Anamaria Salgado does the same thing every day when she comes home from school. She pulls out her paper and markers and begins to draw.
“My favorite is drawing flowers, or people, and drawing all about Arizona,” said the 10-year-old student at Yavapai Elementary School in Scottsdale.
Salgado’s hard work paid off this winter when she and 24 other students were chosen from more than 700 student artists to win a Southwest Indian Foundation certificate.
The Gallup, N.M.-based organization pursues a vibrant American Indian culture by giving something back to youth and encouraging them to create art, said Rhonda Ray, the foundation’s director of special projects.
The entries, which were judged by 28 master American Indian artists, included weaving, sculpture, paintings and drawings.
Though most winners are American Indians, it’s not a requirement.
“It’s about promoting freedom of expression,” Ray said. “Gallup is the birthplace of great Native American art, and we hope to gain recognition, especially for the new generation of artists, to renew that tradition of excellence.”
As a reward, Anamaria will receive a box of new art supplies, with paints, brushes, sketching paper and a drawing board worth more than $150.
Yavapai art teacher Ed Cami, a professional artist, said entering contests is one of the best ways to get his students enthusiastic about artwork.

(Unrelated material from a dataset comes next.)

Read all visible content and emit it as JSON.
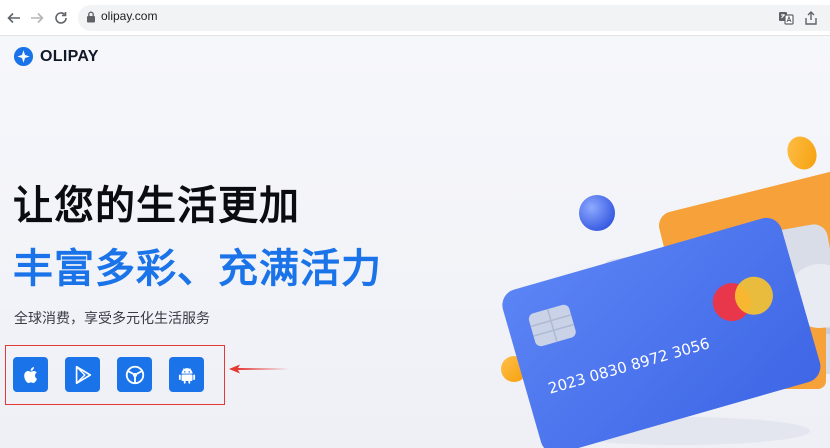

Dozens of awards and certificates from school, district and art organization contests line the walls of his classroom.
“Always, my goal is to let them (be) involved in these programs,” he said.

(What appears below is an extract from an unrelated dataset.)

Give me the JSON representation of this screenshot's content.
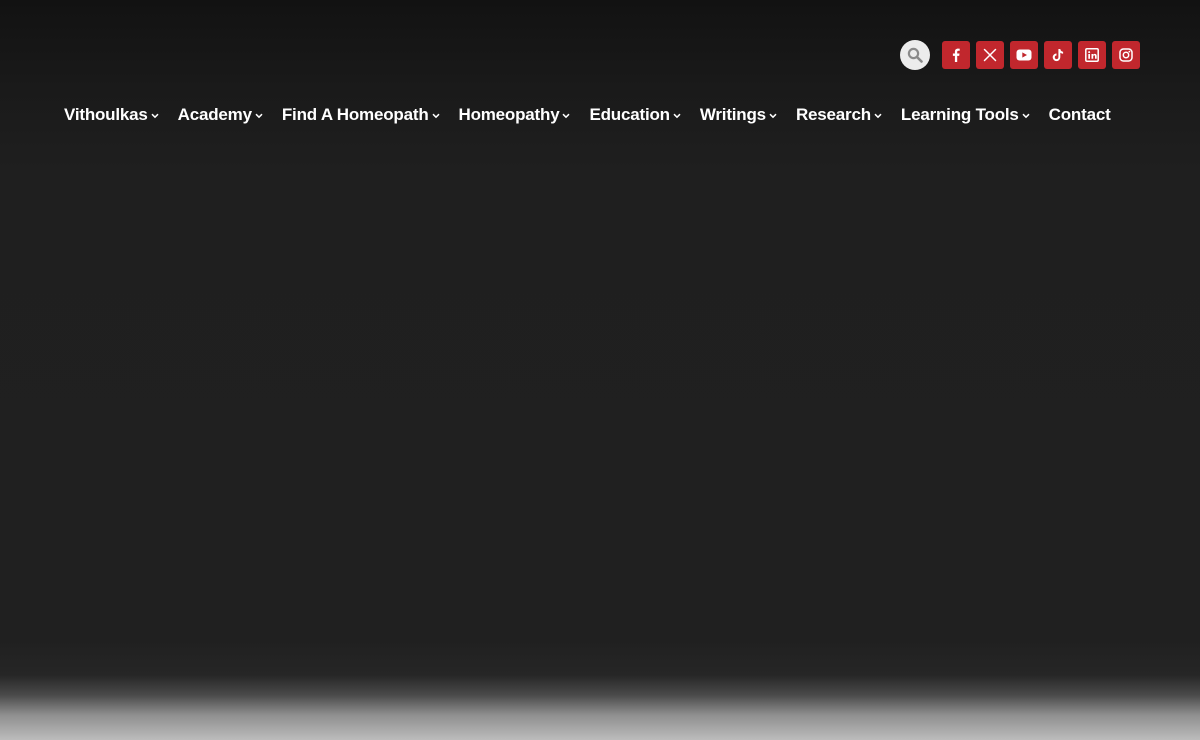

While some schools have cut art programs in recent years, Yavapai students still have at least one art class a week.